[WHAT TO DO]
In full and without change, return each entry.

[GIVEN RECORDS]
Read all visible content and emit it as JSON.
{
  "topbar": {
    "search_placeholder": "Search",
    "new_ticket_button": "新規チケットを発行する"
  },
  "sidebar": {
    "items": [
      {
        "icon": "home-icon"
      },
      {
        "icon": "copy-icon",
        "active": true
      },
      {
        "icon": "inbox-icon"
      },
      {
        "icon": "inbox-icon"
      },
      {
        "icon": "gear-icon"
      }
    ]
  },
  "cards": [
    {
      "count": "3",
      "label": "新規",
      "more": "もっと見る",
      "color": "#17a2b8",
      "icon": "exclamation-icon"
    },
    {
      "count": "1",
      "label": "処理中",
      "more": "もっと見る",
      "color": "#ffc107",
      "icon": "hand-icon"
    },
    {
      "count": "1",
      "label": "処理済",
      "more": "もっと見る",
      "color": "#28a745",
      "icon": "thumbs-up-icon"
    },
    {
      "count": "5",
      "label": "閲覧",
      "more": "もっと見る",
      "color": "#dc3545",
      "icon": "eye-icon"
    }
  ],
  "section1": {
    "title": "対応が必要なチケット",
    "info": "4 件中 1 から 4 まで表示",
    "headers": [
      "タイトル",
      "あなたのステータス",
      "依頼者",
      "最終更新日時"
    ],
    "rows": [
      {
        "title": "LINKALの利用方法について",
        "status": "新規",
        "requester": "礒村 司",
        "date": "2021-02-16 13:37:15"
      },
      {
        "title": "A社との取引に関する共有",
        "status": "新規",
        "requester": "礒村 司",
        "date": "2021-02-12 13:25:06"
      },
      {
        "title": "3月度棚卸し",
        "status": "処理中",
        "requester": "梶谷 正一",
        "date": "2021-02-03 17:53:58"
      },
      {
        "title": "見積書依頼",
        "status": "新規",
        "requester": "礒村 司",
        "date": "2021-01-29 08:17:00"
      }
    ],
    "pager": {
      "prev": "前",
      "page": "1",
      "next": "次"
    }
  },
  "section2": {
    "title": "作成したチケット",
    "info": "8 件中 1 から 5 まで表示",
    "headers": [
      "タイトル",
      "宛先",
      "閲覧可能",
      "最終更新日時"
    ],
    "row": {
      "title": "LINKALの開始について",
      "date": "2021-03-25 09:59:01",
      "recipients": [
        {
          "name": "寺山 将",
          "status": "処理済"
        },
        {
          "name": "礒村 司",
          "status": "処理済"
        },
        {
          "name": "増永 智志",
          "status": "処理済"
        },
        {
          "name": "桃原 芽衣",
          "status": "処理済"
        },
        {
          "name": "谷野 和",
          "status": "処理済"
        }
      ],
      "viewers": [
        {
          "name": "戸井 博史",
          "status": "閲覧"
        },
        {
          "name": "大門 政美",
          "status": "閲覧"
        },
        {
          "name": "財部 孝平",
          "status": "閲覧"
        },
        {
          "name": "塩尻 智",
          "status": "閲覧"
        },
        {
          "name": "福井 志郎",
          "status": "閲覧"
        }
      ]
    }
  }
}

[RESPONSE BELOW]
Read all visible content and emit it as JSON.
{
  "topbar": {
    "search_placeholder": "Search",
    "new_ticket_button": "新規チケットを発行する"
  },
  "sidebar": {
    "items": [
      {
        "icon": "home-icon"
      },
      {
        "icon": "copy-icon",
        "active": true
      },
      {
        "icon": "inbox-icon"
      },
      {
        "icon": "inbox-icon"
      },
      {
        "icon": "gear-icon"
      }
    ]
  },
  "cards": [
    {
      "count": "3",
      "label": "新規",
      "more": "もっと見る",
      "color": "#17a2b8",
      "icon": "exclamation-icon"
    },
    {
      "count": "1",
      "label": "処理中",
      "more": "もっと見る",
      "color": "#ffc107",
      "icon": "hand-icon"
    },
    {
      "count": "1",
      "label": "処理済",
      "more": "もっと見る",
      "color": "#28a745",
      "icon": "thumbs-up-icon"
    },
    {
      "count": "5",
      "label": "閲覧",
      "more": "もっと見る",
      "color": "#dc3545",
      "icon": "eye-icon"
    }
  ],
  "section1": {
    "title": "対応が必要なチケット",
    "info": "4 件中 1 から 4 まで表示",
    "headers": [
      "タイトル",
      "あなたのステータス",
      "依頼者",
      "最終更新日時"
    ],
    "rows": [
      {
        "title": "LINKALの利用方法について",
        "status": "新規",
        "requester": "礒村 司",
        "date": "2021-02-16 13:37:15"
      },
      {
        "title": "A社との取引に関する共有",
        "status": "新規",
        "requester": "礒村 司",
        "date": "2021-02-12 13:25:06"
      },
      {
        "title": "3月度棚卸し",
        "status": "処理中",
        "requester": "梶谷 正一",
        "date": "2021-02-03 17:53:58"
      },
      {
        "title": "見積書依頼",
        "status": "新規",
        "requester": "礒村 司",
        "date": "2021-01-29 08:17:00"
      }
    ],
    "pager": {
      "prev": "前",
      "page": "1",
      "next": "次"
    }
  },
  "section2": {
    "title": "作成したチケット",
    "info": "8 件中 1 から 5 まで表示",
    "headers": [
      "タイトル",
      "宛先",
      "閲覧可能",
      "最終更新日時"
    ],
    "row": {
      "title": "LINKALの開始について",
      "date": "2021-03-25 09:59:01",
      "recipients": [
        {
          "name": "寺山 将",
          "status": "処理済"
        },
        {
          "name": "礒村 司",
          "status": "処理済"
        },
        {
          "name": "増永 智志",
          "status": "処理済"
        },
        {
          "name": "桃原 芽衣",
          "status": "処理済"
        },
        {
          "name": "谷野 和",
          "status": "処理済"
        }
      ],
      "viewers": [
        {
          "name": "戸井 博史",
          "status": "閲覧"
        },
        {
          "name": "大門 政美",
          "status": "閲覧"
        },
        {
          "name": "財部 孝平",
          "status": "閲覧"
        },
        {
          "name": "塩尻 智",
          "status": "閲覧"
        },
        {
          "name": "福井 志郎",
          "status": "閲覧"
        }
      ]
    }
  }
}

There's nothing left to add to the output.